PGI’s free food baba’s langar will not end
The tradition of serving free food outside gate number 2 of the PGIMER will not come to an end, as Jagdish Lal Ahuja, popularly known as the ‘Baba’ who distributes free food, has decided to change his mind and will carry on with the langar “till his last breath”.punjab Updated: Jan 17, 2016 12:38 IST
The tradition of serving free food outside gate number 2 of the PGIMER will not come to an end, as Jagdish Lal Ahuja, popularly known as the ‘Baba’ who distributes free food, has decided to change his mind and will carry on with the langar “till his last breath”.
He told HT that people started offering him financial help after Hindustan Times published a story, “PGI’s free food ‘baba’ to stop langar from January 21”.

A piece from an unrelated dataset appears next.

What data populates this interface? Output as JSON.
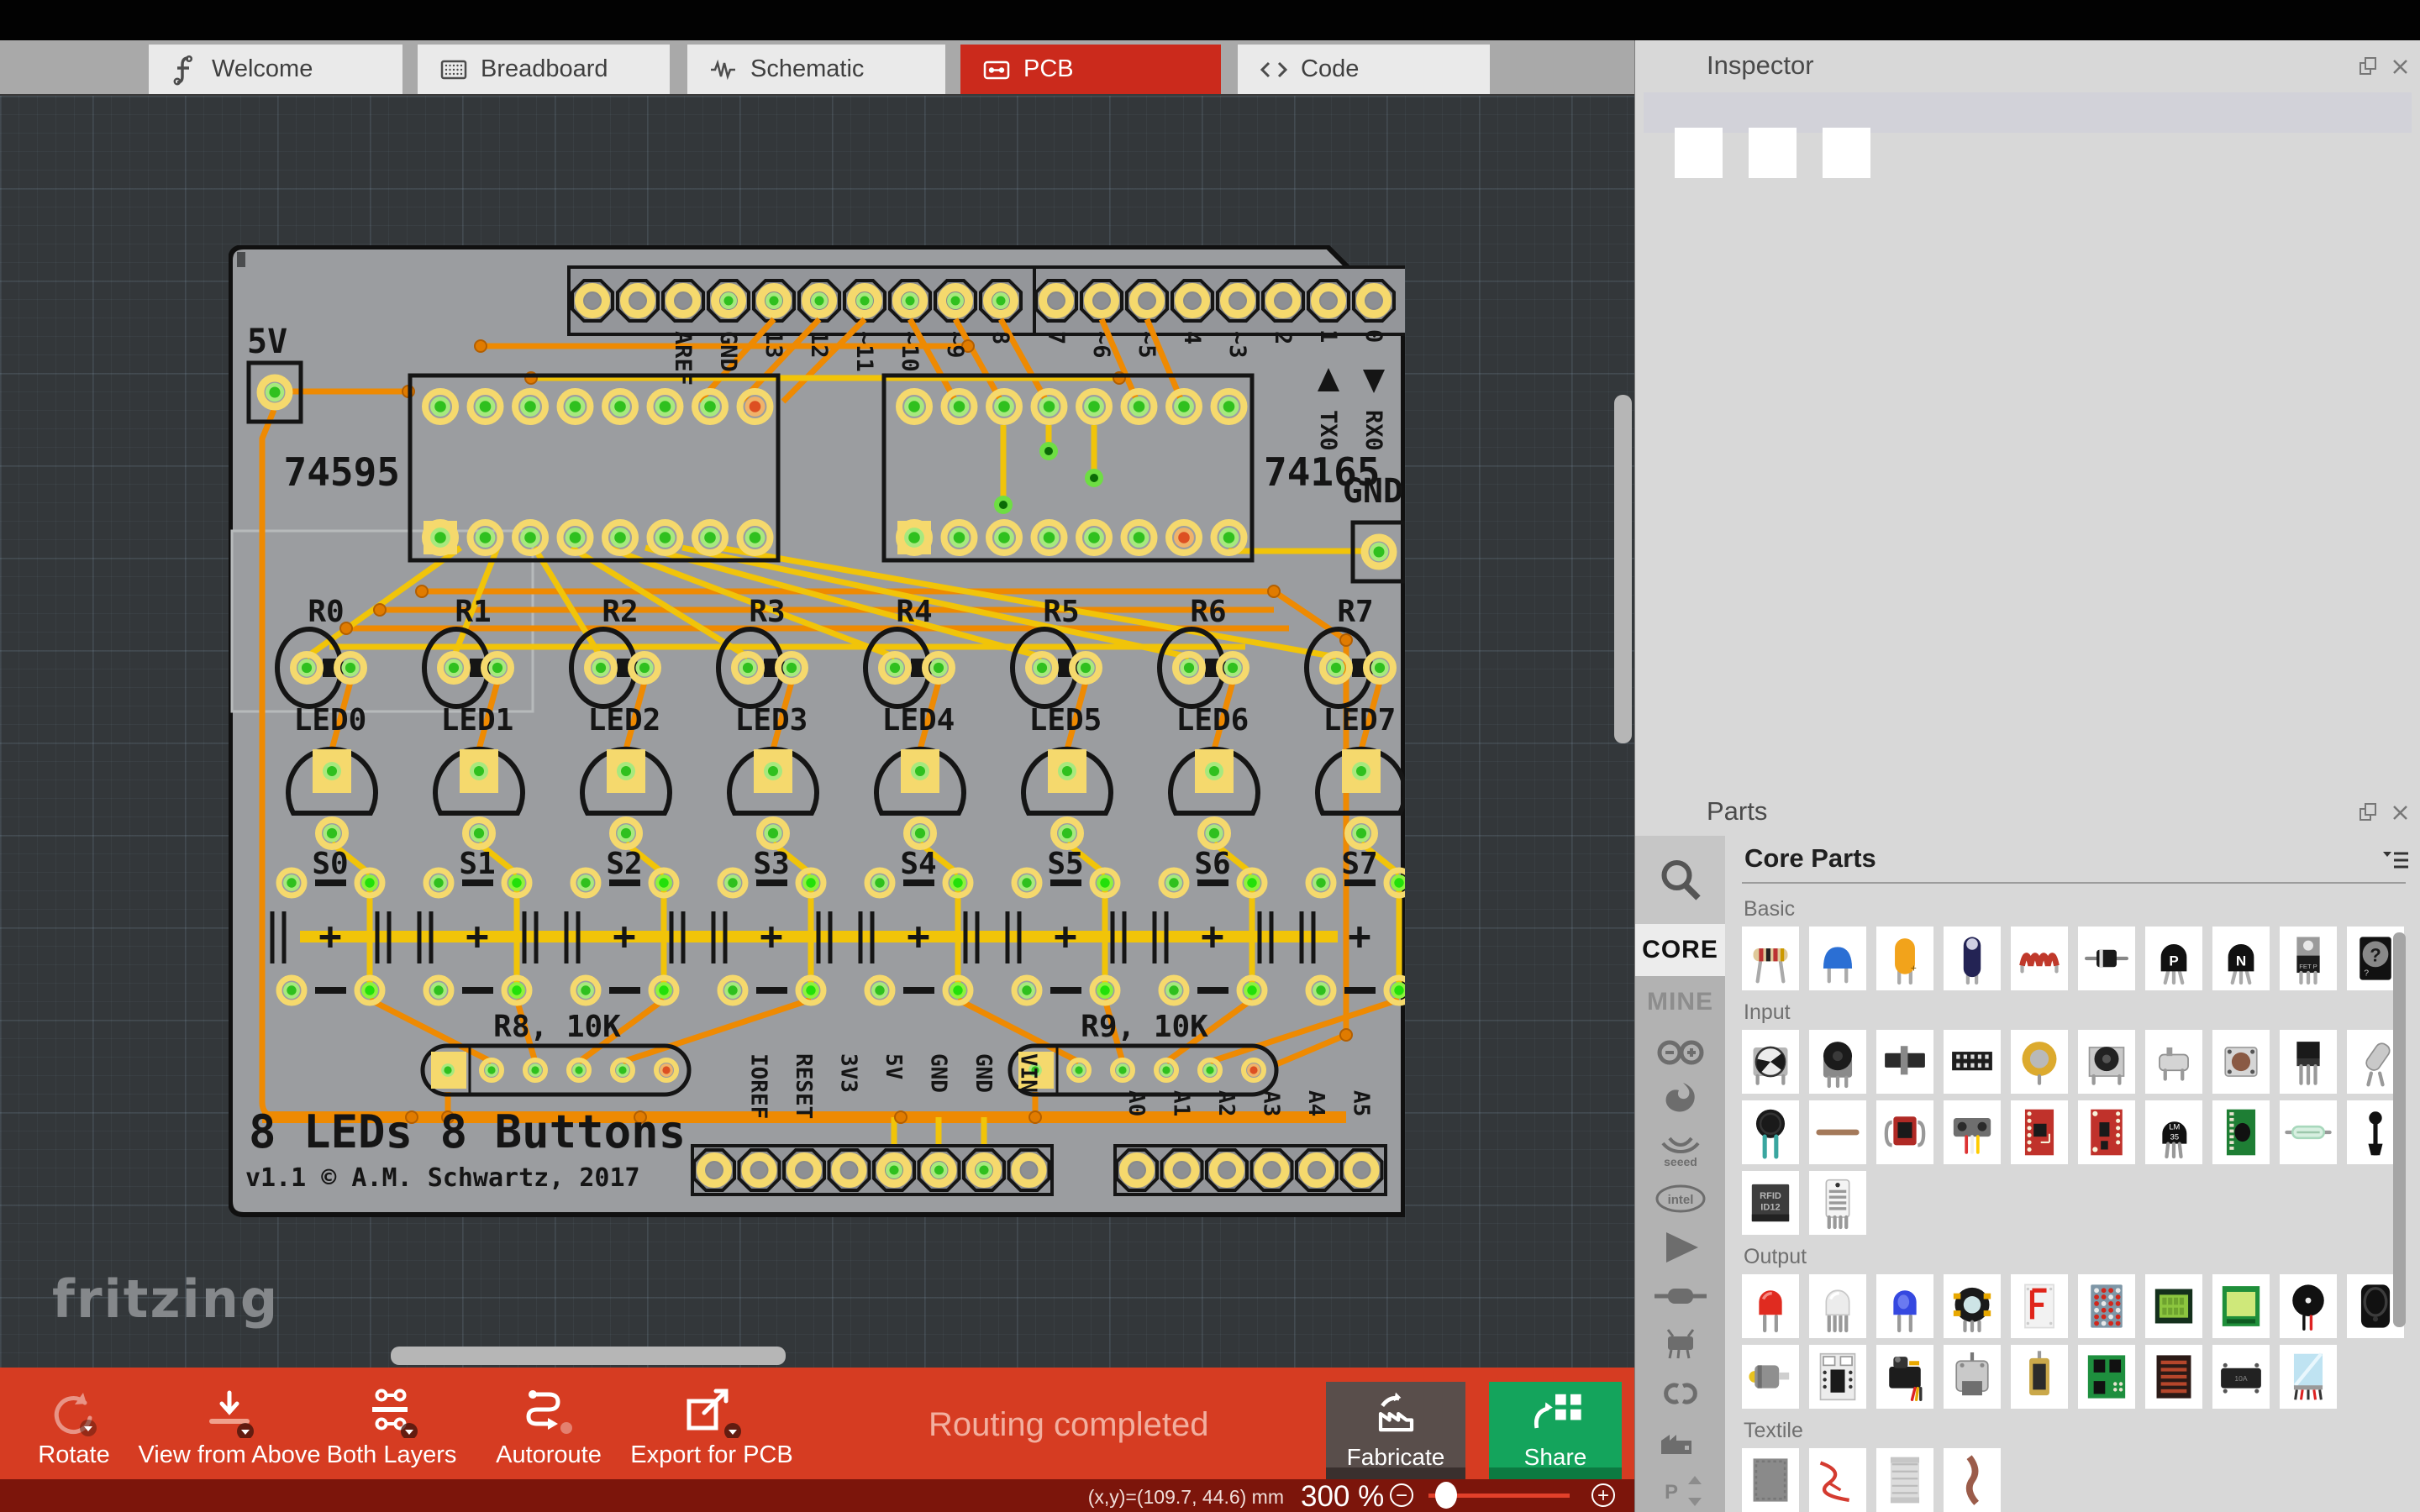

“Following the story, I received several calls from people saying not to stop the free food service. Many came forward to meet me as well. They requested me to not stop the langar and assured that they would help me,” he said.
Ahuja added, “I have decided that my langar will not end, ever. In case I will require any financial help, I will contact one person I know. But the langar will not stop.”
Earlier, Ahuja had said that on January 21, when the langar will complete 15 years, he will stop the tradition of serving free food. The reason he gave was his ailing health.
On January 21, 2001, Ahuja first organised a langar outside the PGI’s gate number 2. Since then, he has been serving food to hundreds of poor people outside the PGIMER and Government Medical College and Hospital, Sector 32, without a single pause. The old man has sold seven of his properties worth several crores to fund the langar. A similar situation of ending the langar also arose last year, but then he sold his property to fund the langar.
Along with the food, Ahuja also distributes free shawls, blankets, sweaters and shoes to the needy during winters.
Jagdish Lal Ahuja was born in Peshawar, (presently in Pakistan), and came to Patiala after the Partition in 1947. He was only 12 when he started selling candies to earn living. In 1956, he, along with his family, shifted to Chandigarh. He started selling bananas and soon came to be known as the ‘Banana King’.